---------- PROVIDED DATA ----------

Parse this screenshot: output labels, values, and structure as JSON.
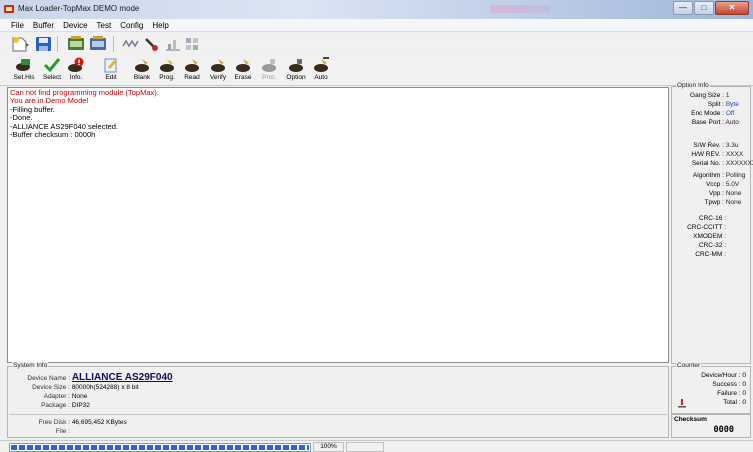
{
  "window": {
    "title": "Max Loader-TopMax DEMO mode",
    "controls": [
      "minimize",
      "maximize",
      "close"
    ]
  },
  "menu": [
    "File",
    "Buffer",
    "Device",
    "Test",
    "Config",
    "Help"
  ],
  "toolbar_top": [
    "new-file-icon",
    "save-icon",
    "chip-read-icon",
    "chip-write-icon",
    "waveform-icon",
    "probe-icon",
    "chart-icon",
    "grid-icon"
  ],
  "toolbar_main": [
    {
      "label": "Set.His",
      "icon": "chip-icon",
      "enabled": true
    },
    {
      "label": "Select",
      "icon": "check-icon",
      "enabled": true
    },
    {
      "label": "Info.",
      "icon": "info-icon",
      "enabled": true
    },
    {
      "label": "Edit",
      "icon": "edit-icon",
      "enabled": true
    },
    {
      "label": "Blank",
      "icon": "blank-icon",
      "enabled": true
    },
    {
      "label": "Prog.",
      "icon": "program-icon",
      "enabled": true
    },
    {
      "label": "Read",
      "icon": "read-icon",
      "enabled": true
    },
    {
      "label": "Verify",
      "icon": "verify-icon",
      "enabled": true
    },
    {
      "label": "Erase",
      "icon": "erase-icon",
      "enabled": true
    },
    {
      "label": "Prot.",
      "icon": "protect-icon",
      "enabled": false
    },
    {
      "label": "Option",
      "icon": "option-icon",
      "enabled": true
    },
    {
      "label": "Auto",
      "icon": "auto-icon",
      "enabled": true
    }
  ],
  "log": [
    {
      "text": "Can not find programming module (TopMax).",
      "color": "#d00000"
    },
    {
      "text": "You are in Demo Mode!",
      "color": "#d00000"
    },
    {
      "text": "-Filling buffer.",
      "color": "#000000"
    },
    {
      "text": "-Done.",
      "color": "#000000"
    },
    {
      "text": "-ALLIANCE AS29F040 selected.",
      "color": "#000000"
    },
    {
      "text": "-Buffer checksum : 0000h",
      "color": "#000000"
    }
  ],
  "option_info": {
    "title": "Option Info",
    "rows_a": [
      {
        "key": "Gang Size :",
        "value": "1"
      },
      {
        "key": "Split :",
        "value": "Byte"
      },
      {
        "key": "Enc Mode :",
        "value": "Off"
      },
      {
        "key": "Base Port :",
        "value": "Auto"
      }
    ],
    "rows_b": [
      {
        "key": "S/W Rev. :",
        "value": "3.3u"
      },
      {
        "key": "H/W REV. :",
        "value": "XXXX"
      },
      {
        "key": "Serial No. :",
        "value": "XXXXXXX"
      }
    ],
    "rows_c": [
      {
        "key": "Algorithm :",
        "value": "Polling"
      },
      {
        "key": "Vccp :",
        "value": "5.0V"
      },
      {
        "key": "Vpp :",
        "value": "None"
      },
      {
        "key": "Tpwp :",
        "value": "None"
      }
    ],
    "crc": [
      "CRC-16 :",
      "CRC-CCITT :",
      "XMODEM :",
      "CRC-32 :",
      "CRC-MM :"
    ]
  },
  "system_info": {
    "title": "System Info",
    "device_name_key": "Device Name :",
    "device_name": "ALLIANCE AS29F040",
    "device_size_key": "Device Size :",
    "device_size": "80000h(524288) x 8 bit",
    "adapter_key": "Adapter :",
    "adapter": "None",
    "package_key": "Package :",
    "package": "DIP32",
    "free_disk_key": "Free Disk :",
    "free_disk": "46,695,452 KBytes",
    "file_key": "File :",
    "file": ""
  },
  "counter": {
    "title": "Counter",
    "rows": [
      {
        "key": "Device/Hour :",
        "value": "0"
      },
      {
        "key": "Success :",
        "value": "0"
      },
      {
        "key": "Failure :",
        "value": "0"
      },
      {
        "key": "Total :",
        "value": "0"
      }
    ]
  },
  "checksum": {
    "title": "Checksum",
    "value": "0000"
  },
  "status": {
    "progress_percent": 100,
    "progress_label": "100%"
  }
}
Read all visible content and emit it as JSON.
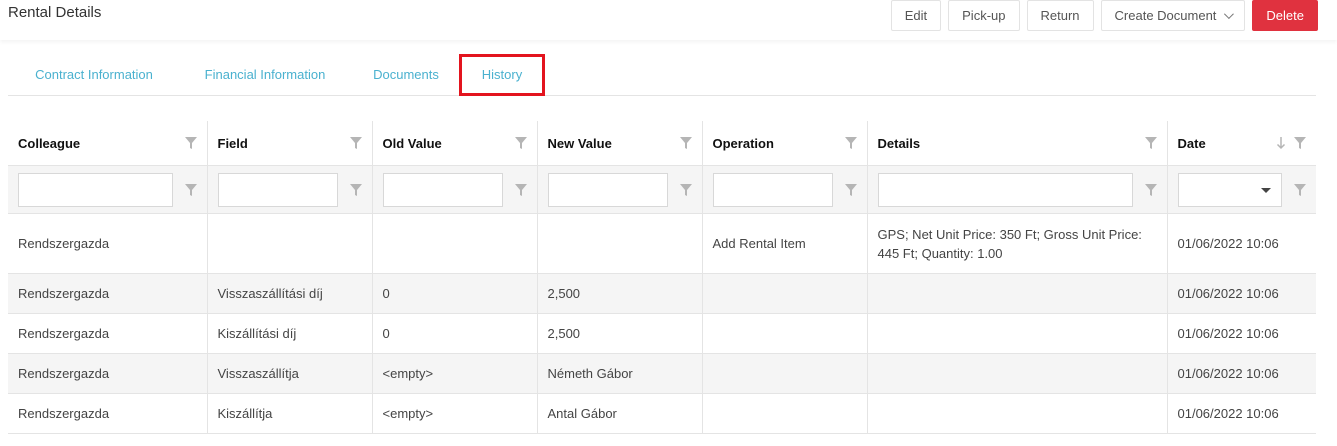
{
  "page": {
    "title": "Rental Details"
  },
  "toolbar": {
    "edit": "Edit",
    "pickup": "Pick-up",
    "return": "Return",
    "create_document": "Create Document",
    "delete": "Delete",
    "delete_color": "#e0323f"
  },
  "tabs": [
    {
      "label": "Contract Information"
    },
    {
      "label": "Financial Information"
    },
    {
      "label": "Documents"
    },
    {
      "label": "History",
      "active": true
    }
  ],
  "history": {
    "columns": [
      "Colleague",
      "Field",
      "Old Value",
      "New Value",
      "Operation",
      "Details",
      "Date"
    ],
    "rows": [
      {
        "colleague": "Rendszergazda",
        "field": "",
        "old": "",
        "new": "",
        "operation": "Add Rental Item",
        "details": "GPS; Net Unit Price: 350 Ft; Gross Unit Price: 445 Ft; Quantity: 1.00",
        "date": "01/06/2022 10:06"
      },
      {
        "colleague": "Rendszergazda",
        "field": "Visszaszállítási díj",
        "old": "0",
        "new": "2,500",
        "operation": "",
        "details": "",
        "date": "01/06/2022 10:06"
      },
      {
        "colleague": "Rendszergazda",
        "field": "Kiszállítási díj",
        "old": "0",
        "new": "2,500",
        "operation": "",
        "details": "",
        "date": "01/06/2022 10:06"
      },
      {
        "colleague": "Rendszergazda",
        "field": "Visszaszállítja",
        "old": "<empty>",
        "new": "Németh Gábor",
        "operation": "",
        "details": "",
        "date": "01/06/2022 10:06"
      },
      {
        "colleague": "Rendszergazda",
        "field": "Kiszállítja",
        "old": "<empty>",
        "new": "Antal Gábor",
        "operation": "",
        "details": "",
        "date": "01/06/2022 10:06"
      }
    ]
  }
}
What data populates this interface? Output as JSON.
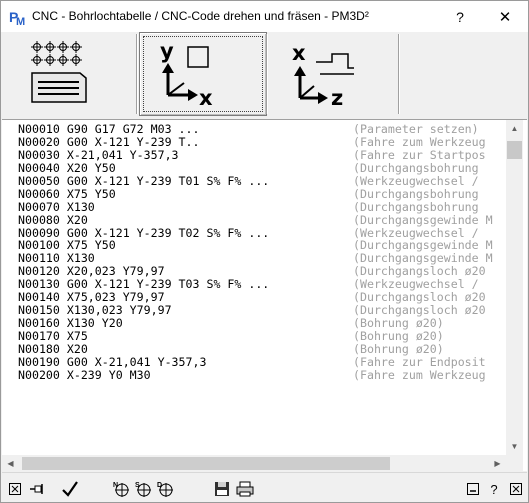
{
  "window": {
    "title": "CNC - Bohrlochtabelle / CNC-Code drehen und fräsen   -   PM3D²",
    "help_label": "?",
    "close_label": "✕"
  },
  "toolbar": {
    "buttons": [
      {
        "name": "hole-table",
        "state": "normal"
      },
      {
        "name": "drill-xy",
        "state": "active",
        "labels": {
          "y": "y",
          "x": "x"
        }
      },
      {
        "name": "turn-xz",
        "state": "normal",
        "labels": {
          "x": "x",
          "z": "z"
        }
      }
    ]
  },
  "code": {
    "lines": [
      {
        "cmd": "N00010 G90 G17 G72 M03 ...",
        "comment": "(Parameter setzen)"
      },
      {
        "cmd": "N00020 G00 X-121 Y-239 T..",
        "comment": "(Fahre zum Werkzeug"
      },
      {
        "cmd": "N00030 X-21,041 Y-357,3",
        "comment": "(Fahre zur Startpos"
      },
      {
        "cmd": "N00040 X20 Y50",
        "comment": "(Durchgangsbohrung"
      },
      {
        "cmd": "N00050 G00 X-121 Y-239 T01 S% F% ...",
        "comment": "(Werkzeugwechsel /"
      },
      {
        "cmd": "N00060 X75 Y50",
        "comment": "(Durchgangsbohrung"
      },
      {
        "cmd": "N00070 X130",
        "comment": "(Durchgangsbohrung"
      },
      {
        "cmd": "N00080 X20",
        "comment": "(Durchgangsgewinde M"
      },
      {
        "cmd": "N00090 G00 X-121 Y-239 T02 S% F% ...",
        "comment": "(Werkzeugwechsel /"
      },
      {
        "cmd": "N00100 X75 Y50",
        "comment": "(Durchgangsgewinde M"
      },
      {
        "cmd": "N00110 X130",
        "comment": "(Durchgangsgewinde M"
      },
      {
        "cmd": "N00120 X20,023 Y79,97",
        "comment": "(Durchgangsloch ø20"
      },
      {
        "cmd": "N00130 G00 X-121 Y-239 T03 S% F% ...",
        "comment": "(Werkzeugwechsel /"
      },
      {
        "cmd": "N00140 X75,023 Y79,97",
        "comment": "(Durchgangsloch ø20"
      },
      {
        "cmd": "N00150 X130,023 Y79,97",
        "comment": "(Durchgangsloch ø20"
      },
      {
        "cmd": "N00160 X130 Y20",
        "comment": "(Bohrung ø20)"
      },
      {
        "cmd": "N00170 X75",
        "comment": "(Bohrung ø20)"
      },
      {
        "cmd": "N00180 X20",
        "comment": "(Bohrung ø20)"
      },
      {
        "cmd": "N00190 G00 X-21,041 Y-357,3",
        "comment": "(Fahre zur Endposit"
      },
      {
        "cmd": "N00200 X-239 Y0 M30",
        "comment": "(Fahre zum Werkzeug"
      }
    ]
  },
  "bottombar": {
    "icons": [
      "close-box-icon",
      "pin-icon",
      "checkmark-icon",
      "n-compass-icon",
      "s-compass-icon",
      "d-compass-icon",
      "save-icon",
      "print-icon",
      "minimize-icon",
      "help-icon",
      "settings-icon"
    ],
    "help_label": "?"
  }
}
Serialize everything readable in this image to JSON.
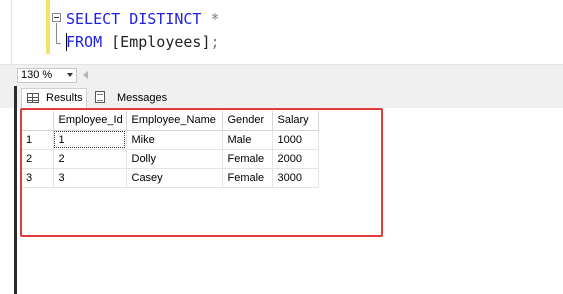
{
  "editor": {
    "line1": {
      "keyword": "SELECT DISTINCT",
      "star": "*"
    },
    "line2": {
      "keyword": "FROM",
      "table": "[Employees]",
      "semicolon": ";"
    }
  },
  "zoom": {
    "value": "130 %"
  },
  "tabs": [
    {
      "label": "Results",
      "icon": "grid-icon"
    },
    {
      "label": "Messages",
      "icon": "messages-icon"
    }
  ],
  "grid": {
    "columns": [
      "Employee_Id",
      "Employee_Name",
      "Gender",
      "Salary"
    ],
    "rows": [
      {
        "num": "1",
        "cells": [
          "1",
          "Mike",
          "Male",
          "1000"
        ]
      },
      {
        "num": "2",
        "cells": [
          "2",
          "Dolly",
          "Female",
          "2000"
        ]
      },
      {
        "num": "3",
        "cells": [
          "3",
          "Casey",
          "Female",
          "3000"
        ]
      }
    ]
  },
  "colors": {
    "keyword": "#1e22e0",
    "operator": "#7f7f7f",
    "highlight": "#e03c3c"
  }
}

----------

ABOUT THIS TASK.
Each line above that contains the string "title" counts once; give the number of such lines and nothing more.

ANSWER SECTION.
7